* **Task prompt**
Give back the full data, retyped precisely.
+ + + + +
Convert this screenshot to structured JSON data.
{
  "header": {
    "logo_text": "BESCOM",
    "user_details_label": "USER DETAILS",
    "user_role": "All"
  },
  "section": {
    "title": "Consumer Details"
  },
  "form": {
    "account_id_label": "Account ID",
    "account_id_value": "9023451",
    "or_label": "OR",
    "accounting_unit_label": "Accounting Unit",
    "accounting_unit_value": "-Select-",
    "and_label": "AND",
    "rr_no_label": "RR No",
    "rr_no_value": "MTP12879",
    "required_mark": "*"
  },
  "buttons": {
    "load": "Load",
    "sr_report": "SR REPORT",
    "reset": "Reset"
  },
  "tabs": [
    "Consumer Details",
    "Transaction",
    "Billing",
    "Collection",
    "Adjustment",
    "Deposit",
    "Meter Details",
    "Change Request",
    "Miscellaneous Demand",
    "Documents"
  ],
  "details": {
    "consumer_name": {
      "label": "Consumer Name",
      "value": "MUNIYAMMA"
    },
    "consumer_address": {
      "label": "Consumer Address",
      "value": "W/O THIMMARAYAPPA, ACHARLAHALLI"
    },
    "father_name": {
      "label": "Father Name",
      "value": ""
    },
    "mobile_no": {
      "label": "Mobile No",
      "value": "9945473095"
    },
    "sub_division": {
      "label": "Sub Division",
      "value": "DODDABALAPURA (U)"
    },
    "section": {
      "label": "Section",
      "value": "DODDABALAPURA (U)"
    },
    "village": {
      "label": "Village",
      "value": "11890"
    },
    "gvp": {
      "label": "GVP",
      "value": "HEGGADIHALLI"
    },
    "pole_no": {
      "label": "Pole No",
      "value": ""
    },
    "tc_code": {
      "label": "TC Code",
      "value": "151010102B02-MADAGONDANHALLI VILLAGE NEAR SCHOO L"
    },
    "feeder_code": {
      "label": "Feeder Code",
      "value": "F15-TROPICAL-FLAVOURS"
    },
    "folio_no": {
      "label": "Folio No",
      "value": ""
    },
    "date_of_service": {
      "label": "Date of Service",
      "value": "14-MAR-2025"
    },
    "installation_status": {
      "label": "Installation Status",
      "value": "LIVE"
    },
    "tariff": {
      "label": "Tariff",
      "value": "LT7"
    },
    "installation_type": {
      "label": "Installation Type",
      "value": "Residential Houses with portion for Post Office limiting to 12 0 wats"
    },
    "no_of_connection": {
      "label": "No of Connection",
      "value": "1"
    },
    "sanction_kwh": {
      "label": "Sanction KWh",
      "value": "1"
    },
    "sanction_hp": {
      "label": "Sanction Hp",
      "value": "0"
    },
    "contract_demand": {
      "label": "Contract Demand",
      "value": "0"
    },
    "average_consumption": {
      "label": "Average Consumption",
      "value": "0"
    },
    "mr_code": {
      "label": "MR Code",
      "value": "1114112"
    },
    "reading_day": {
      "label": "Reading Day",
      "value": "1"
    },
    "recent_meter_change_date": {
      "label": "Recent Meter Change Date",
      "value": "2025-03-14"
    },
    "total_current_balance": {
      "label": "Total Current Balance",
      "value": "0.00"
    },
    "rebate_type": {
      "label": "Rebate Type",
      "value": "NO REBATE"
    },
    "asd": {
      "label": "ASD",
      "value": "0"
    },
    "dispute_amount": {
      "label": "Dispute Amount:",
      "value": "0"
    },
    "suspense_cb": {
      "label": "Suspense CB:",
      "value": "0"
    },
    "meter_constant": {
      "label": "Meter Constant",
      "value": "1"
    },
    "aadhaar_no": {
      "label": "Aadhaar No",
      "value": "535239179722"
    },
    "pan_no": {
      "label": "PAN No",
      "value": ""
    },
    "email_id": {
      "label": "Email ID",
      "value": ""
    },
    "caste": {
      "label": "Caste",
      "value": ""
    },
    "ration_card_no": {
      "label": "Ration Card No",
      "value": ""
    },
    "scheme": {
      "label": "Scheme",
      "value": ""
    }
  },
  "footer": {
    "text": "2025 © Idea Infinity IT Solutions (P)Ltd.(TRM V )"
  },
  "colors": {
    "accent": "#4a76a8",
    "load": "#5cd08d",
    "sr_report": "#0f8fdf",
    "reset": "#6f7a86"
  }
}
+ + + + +
* **Solution for this problem**
Convert this screenshot to structured JSON data.
{
  "header": {
    "logo_text": "BESCOM",
    "user_details_label": "USER DETAILS",
    "user_role": "All"
  },
  "section": {
    "title": "Consumer Details"
  },
  "form": {
    "account_id_label": "Account ID",
    "account_id_value": "9023451",
    "or_label": "OR",
    "accounting_unit_label": "Accounting Unit",
    "accounting_unit_value": "-Select-",
    "and_label": "AND",
    "rr_no_label": "RR No",
    "rr_no_value": "MTP12879",
    "required_mark": "*"
  },
  "buttons": {
    "load": "Load",
    "sr_report": "SR REPORT",
    "reset": "Reset"
  },
  "tabs": [
    "Consumer Details",
    "Transaction",
    "Billing",
    "Collection",
    "Adjustment",
    "Deposit",
    "Meter Details",
    "Change Request",
    "Miscellaneous Demand",
    "Documents"
  ],
  "details": {
    "consumer_name": {
      "label": "Consumer Name",
      "value": "MUNIYAMMA"
    },
    "consumer_address": {
      "label": "Consumer Address",
      "value": "W/O THIMMARAYAPPA, ACHARLAHALLI"
    },
    "father_name": {
      "label": "Father Name",
      "value": ""
    },
    "mobile_no": {
      "label": "Mobile No",
      "value": "9945473095"
    },
    "sub_division": {
      "label": "Sub Division",
      "value": "DODDABALAPURA (U)"
    },
    "section": {
      "label": "Section",
      "value": "DODDABALAPURA (U)"
    },
    "village": {
      "label": "Village",
      "value": "11890"
    },
    "gvp": {
      "label": "GVP",
      "value": "HEGGADIHALLI"
    },
    "pole_no": {
      "label": "Pole No",
      "value": ""
    },
    "tc_code": {
      "label": "TC Code",
      "value": "151010102B02-MADAGONDANHALLI VILLAGE NEAR SCHOO L"
    },
    "feeder_code": {
      "label": "Feeder Code",
      "value": "F15-TROPICAL-FLAVOURS"
    },
    "folio_no": {
      "label": "Folio No",
      "value": ""
    },
    "date_of_service": {
      "label": "Date of Service",
      "value": "14-MAR-2025"
    },
    "installation_status": {
      "label": "Installation Status",
      "value": "LIVE"
    },
    "tariff": {
      "label": "Tariff",
      "value": "LT7"
    },
    "installation_type": {
      "label": "Installation Type",
      "value": "Residential Houses with portion for Post Office limiting to 12 0 wats"
    },
    "no_of_connection": {
      "label": "No of Connection",
      "value": "1"
    },
    "sanction_kwh": {
      "label": "Sanction KWh",
      "value": "1"
    },
    "sanction_hp": {
      "label": "Sanction Hp",
      "value": "0"
    },
    "contract_demand": {
      "label": "Contract Demand",
      "value": "0"
    },
    "average_consumption": {
      "label": "Average Consumption",
      "value": "0"
    },
    "mr_code": {
      "label": "MR Code",
      "value": "1114112"
    },
    "reading_day": {
      "label": "Reading Day",
      "value": "1"
    },
    "recent_meter_change_date": {
      "label": "Recent Meter Change Date",
      "value": "2025-03-14"
    },
    "total_current_balance": {
      "label": "Total Current Balance",
      "value": "0.00"
    },
    "rebate_type": {
      "label": "Rebate Type",
      "value": "NO REBATE"
    },
    "asd": {
      "label": "ASD",
      "value": "0"
    },
    "dispute_amount": {
      "label": "Dispute Amount:",
      "value": "0"
    },
    "suspense_cb": {
      "label": "Suspense CB:",
      "value": "0"
    },
    "meter_constant": {
      "label": "Meter Constant",
      "value": "1"
    },
    "aadhaar_no": {
      "label": "Aadhaar No",
      "value": "535239179722"
    },
    "pan_no": {
      "label": "PAN No",
      "value": ""
    },
    "email_id": {
      "label": "Email ID",
      "value": ""
    },
    "caste": {
      "label": "Caste",
      "value": ""
    },
    "ration_card_no": {
      "label": "Ration Card No",
      "value": ""
    },
    "scheme": {
      "label": "Scheme",
      "value": ""
    }
  },
  "footer": {
    "text": "2025 © Idea Infinity IT Solutions (P)Ltd.(TRM V )"
  },
  "colors": {
    "accent": "#4a76a8",
    "load": "#5cd08d",
    "sr_report": "#0f8fdf",
    "reset": "#6f7a86"
  }
}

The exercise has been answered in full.